This, amongst other arguments, is the basis for the #ChallengeCTOs campaign. We are calling for a review of the relevant legislation that governs the usage of CTO’s. If you agree that a review is warranted you can help get this heard in Parliament by signing up to our e-petition: http://epetitions.direct.gov.uk/petitions/67906.

References:

Burns, T. and Molodynski, A.(2014), Community treatment orders: background and implications of OCTET trial. Psychiatric Bulletin, 38, pp3-5.

Goodman, B. and Ley, T.(2012), Psychology and Sociology in Nursing, London: Sage Publications.

Great Britain. Mental Health Act 2007. London: The Stationary Office. Available at: http://www.legislation.gov.uk/ukpga/2007/12/contents (accessed 30/06/14)
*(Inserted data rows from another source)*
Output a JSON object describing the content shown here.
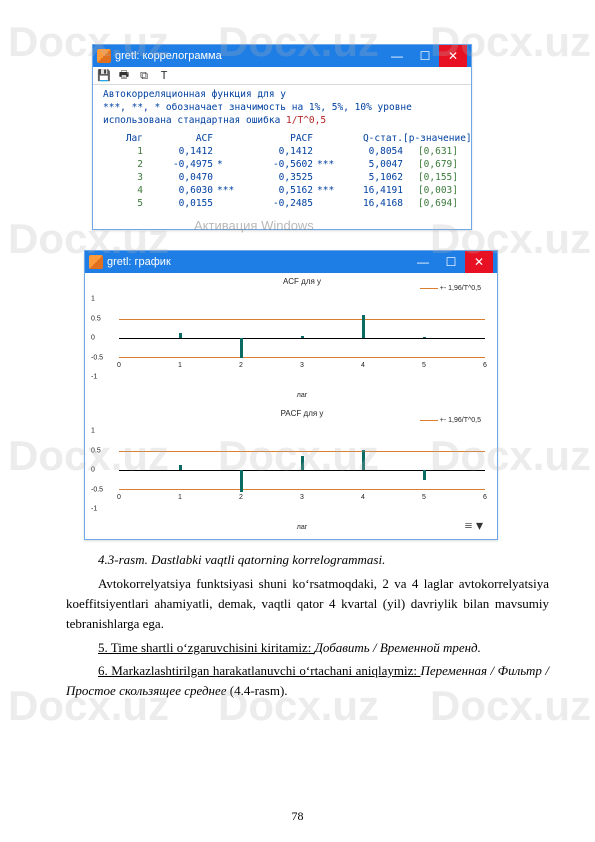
{
  "watermark_text": "Docx.uz",
  "correlogram_window": {
    "title": "gretl: коррелограмма",
    "header_line1": "Автокорреляционная функция для y",
    "header_line2_pre": "***, **, * обозначает значимость на 1%, 5%, 10% уровне",
    "header_line3_pre": "использована стандартная ошибка ",
    "header_t": "1/T^0,5",
    "columns": {
      "lag": "Лаг",
      "acf": "ACF",
      "pacf": "PACF",
      "q": "Q-стат.",
      "p": "[p-значение]"
    },
    "rows": [
      {
        "lag": "1",
        "acf": "0,1412",
        "mark": "",
        "pacf": "0,1412",
        "mark2": "",
        "q": "0,8054",
        "p": "[0,631]"
      },
      {
        "lag": "2",
        "acf": "-0,4975",
        "mark": "*",
        "pacf": "-0,5602",
        "mark2": "***",
        "q": "5,0047",
        "p": "[0,679]"
      },
      {
        "lag": "3",
        "acf": "0,0470",
        "mark": "",
        "pacf": "0,3525",
        "mark2": "",
        "q": "5,1062",
        "p": "[0,155]"
      },
      {
        "lag": "4",
        "acf": "0,6030",
        "mark": "***",
        "pacf": "0,5162",
        "mark2": "***",
        "q": "16,4191",
        "p": "[0,003]"
      },
      {
        "lag": "5",
        "acf": "0,0155",
        "mark": "",
        "pacf": "-0,2485",
        "mark2": "",
        "q": "16,4168",
        "p": "[0,694]"
      }
    ]
  },
  "activation_text": "Активация Windows",
  "graph_window": {
    "title": "gretl: график",
    "acf": {
      "title": "ACF для y",
      "legend": "+- 1,96/T^0,5",
      "xlabel": "лаг"
    },
    "pacf": {
      "title": "PACF для y",
      "legend": "+- 1,96/T^0,5",
      "xlabel": "лаг"
    },
    "yticks": [
      "1",
      "0.5",
      "0",
      "-0.5",
      "-1"
    ],
    "xticks": [
      "0",
      "1",
      "2",
      "3",
      "4",
      "5",
      "6"
    ]
  },
  "chart_data": [
    {
      "type": "bar",
      "title": "ACF для y",
      "xlabel": "лаг",
      "categories": [
        1,
        2,
        3,
        4,
        5
      ],
      "values": [
        0.14,
        -0.5,
        0.05,
        0.6,
        0.02
      ],
      "ylim": [
        -1,
        1
      ],
      "ci": 0.49,
      "legend": "+- 1,96/T^0,5"
    },
    {
      "type": "bar",
      "title": "PACF для y",
      "xlabel": "лаг",
      "categories": [
        1,
        2,
        3,
        4,
        5
      ],
      "values": [
        0.14,
        -0.56,
        0.35,
        0.52,
        -0.25
      ],
      "ylim": [
        -1,
        1
      ],
      "ci": 0.49,
      "legend": "+- 1,96/T^0,5"
    }
  ],
  "doc": {
    "caption": "4.3-rasm. Dastlabki vaqtli qatorning korrelogrammasi.",
    "p1": "Avtokorrelyatsiya funktsiyasi shuni ko‘rsatmoqdaki, 2 va 4 laglar avtokorrelyatsiya koeffitsiyentlari ahamiyatli, demak, vaqtli qator 4 kvartal (yil) davriylik bilan mavsumiy tebranishlarga ega.",
    "p2_pre": "5. Time shartli o‘zgaruvchisini kiritamiz: ",
    "p2_it": "Добавить / Временной тренд.",
    "p3_pre": "6. Markazlashtirilgan harakatlanuvchi o‘rtachani aniqlaymiz: ",
    "p3_it": "Переменная / Фильтр / Простое скользящее среднее ",
    "p3_post": "(4.4-rasm).",
    "page": "78"
  }
}
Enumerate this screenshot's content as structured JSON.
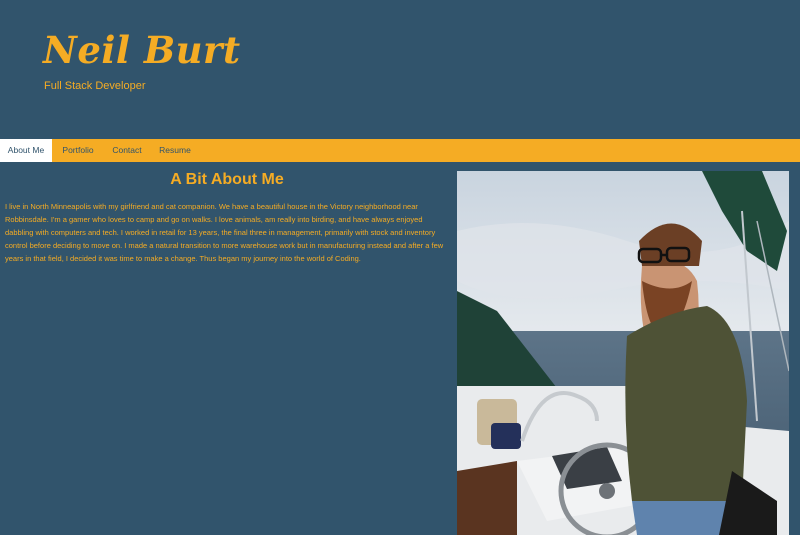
{
  "header": {
    "name": "Neil Burt",
    "title": "Full Stack Developer"
  },
  "nav": {
    "items": [
      "About Me",
      "Portfolio",
      "Contact",
      "Resume"
    ],
    "active": "About Me"
  },
  "about": {
    "heading": "A Bit About Me",
    "text": "I live in North Minneapolis with my girlfriend and cat companion. We have a beautiful house in the Victory neighborhood near Robbinsdale. I'm a gamer who loves to camp and go on walks. I love animals, am really into birding, and have always enjoyed dabbling with computers and tech. I worked in retail for 13 years, the final three in management, primarily with stock and inventory control before deciding to move on. I made a natural transition to more warehouse work but in manufacturing instead and after a few years in that field, I decided it was time to make a change. Thus began my journey into the world of Coding."
  },
  "colors": {
    "background": "#31546c",
    "accent": "#f5ac24",
    "nav_active": "#ffffff"
  }
}
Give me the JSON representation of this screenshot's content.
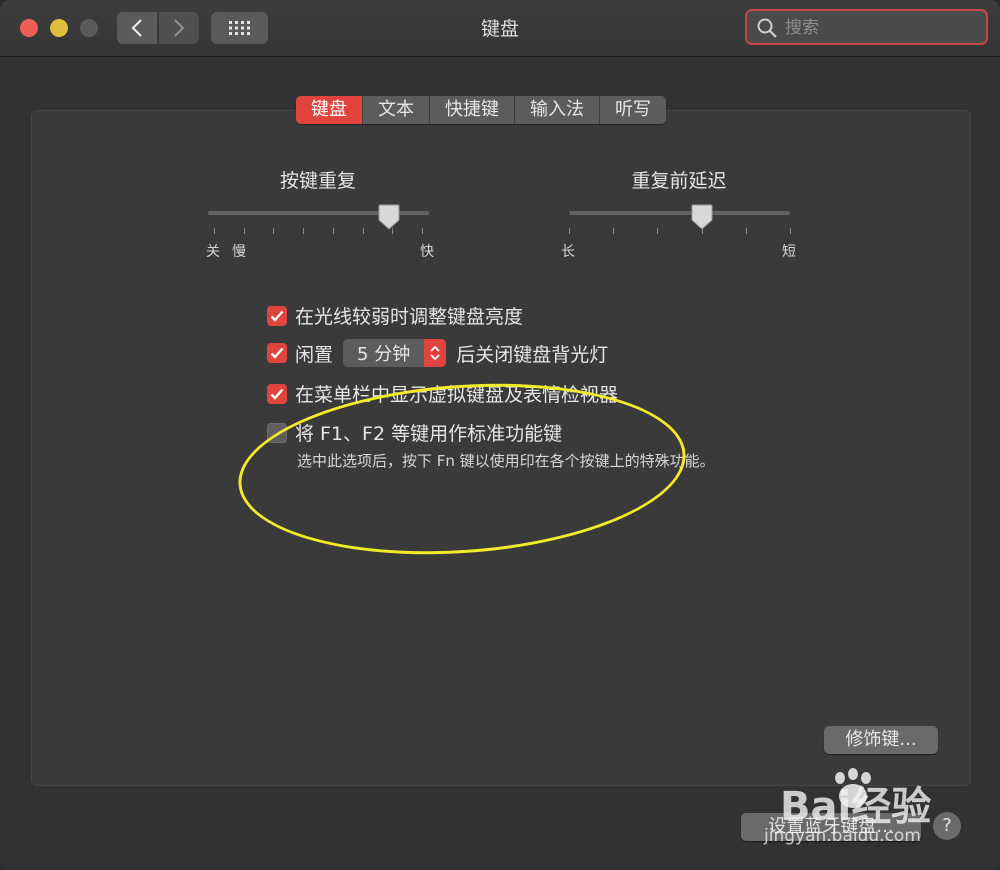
{
  "window": {
    "title": "键盘"
  },
  "search": {
    "placeholder": "搜索"
  },
  "tabs": [
    {
      "label": "键盘",
      "active": true
    },
    {
      "label": "文本",
      "active": false
    },
    {
      "label": "快捷键",
      "active": false
    },
    {
      "label": "输入法",
      "active": false
    },
    {
      "label": "听写",
      "active": false
    }
  ],
  "key_repeat": {
    "title": "按键重复",
    "labels": {
      "off": "关",
      "slow": "慢",
      "fast": "快"
    },
    "level": 0.82
  },
  "delay_until_repeat": {
    "title": "重复前延迟",
    "labels": {
      "long": "长",
      "short": "短"
    },
    "level": 0.6
  },
  "options": {
    "adjust_brightness": {
      "label": "在光线较弱时调整键盘亮度",
      "checked": true
    },
    "backlight_off": {
      "prefix": "闲置",
      "selected_value": "5 分钟",
      "suffix": "后关闭键盘背光灯",
      "checked": true
    },
    "show_viewer": {
      "label": "在菜单栏中显示虚拟键盘及表情检视器",
      "checked": true
    },
    "fn_keys": {
      "label": "将 F1、F2 等键用作标准功能键",
      "hint": "选中此选项后，按下 Fn 键以使用印在各个按键上的特殊功能。",
      "checked": false
    }
  },
  "buttons": {
    "modifier_keys": "修饰键...",
    "bluetooth_keyboard": "设置蓝牙键盘...",
    "help": "?"
  },
  "watermark": {
    "brand": "Bai经验",
    "url": "jingyan.baidu.com"
  },
  "colors": {
    "accent": "#e0443c",
    "annotation": "#f2ea2a"
  }
}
Health and Social Care Information Centre (2009), Inpatients Formally Detained in Hospitals Under the Mental Health Act, 1983 and Patients Subject to Supervised Community Treatment – 1998-1999 to 2008-2009, http://www.hscic.gov.uk/article/2021/Website-Search?productid=13209&q=rates+of+CTO%27s+2007&sort=Relevance&size=10&page=1&area=both#top[Accessed: on 30/06/2014].

Health and Social Care Information Centre (2013), Inpatients Formally Detained in Hospitals Under the Mental Health Act, 1983 and Patients Subject to Supervised Community Treatment, England – 2012-2013, http://www.hscic.gov.uk/article/2021/Website-Search?productid=13209&q=rates+of+CTO%27s+2007&sort=Relevance&size=10&page=1&area=both#top[Accessed: on 30/06/2014].

Kisely S, Preston N, Xiao J, Lawrence D, Louise S, Crowe E, et al. (2014), An eleven-year evaluation of the effect of community treatment orders on changes in mental health service use. J Psychiatr Res,47,pp 650-6.

Light, E. (2014), The epistemic challenges of CTOs: Commentary on Community treatment orders. Psychiatric Bulletin, 38, pp6-8.

Mustafa F., (2013) On the OCTET and supervised community treatment orders. Med Sci Law doi:10.1177/0025802413506898

Slade, M., Amering, M., Farkas, M., Hamilton, B., O’Hagan, M., Panther, G., Perkins, R., Shepherd, G., Tse, S. and Whitley, R. (2014), Uses and abuses of recovery: implementing recovery-oriented practices in mental health systems, World Psychiatry, 13(1), pp12-20.

Williams, S. (In Press), Recovering from Psychosis: Empirical Evidence and Lived Experience, Routledge Press.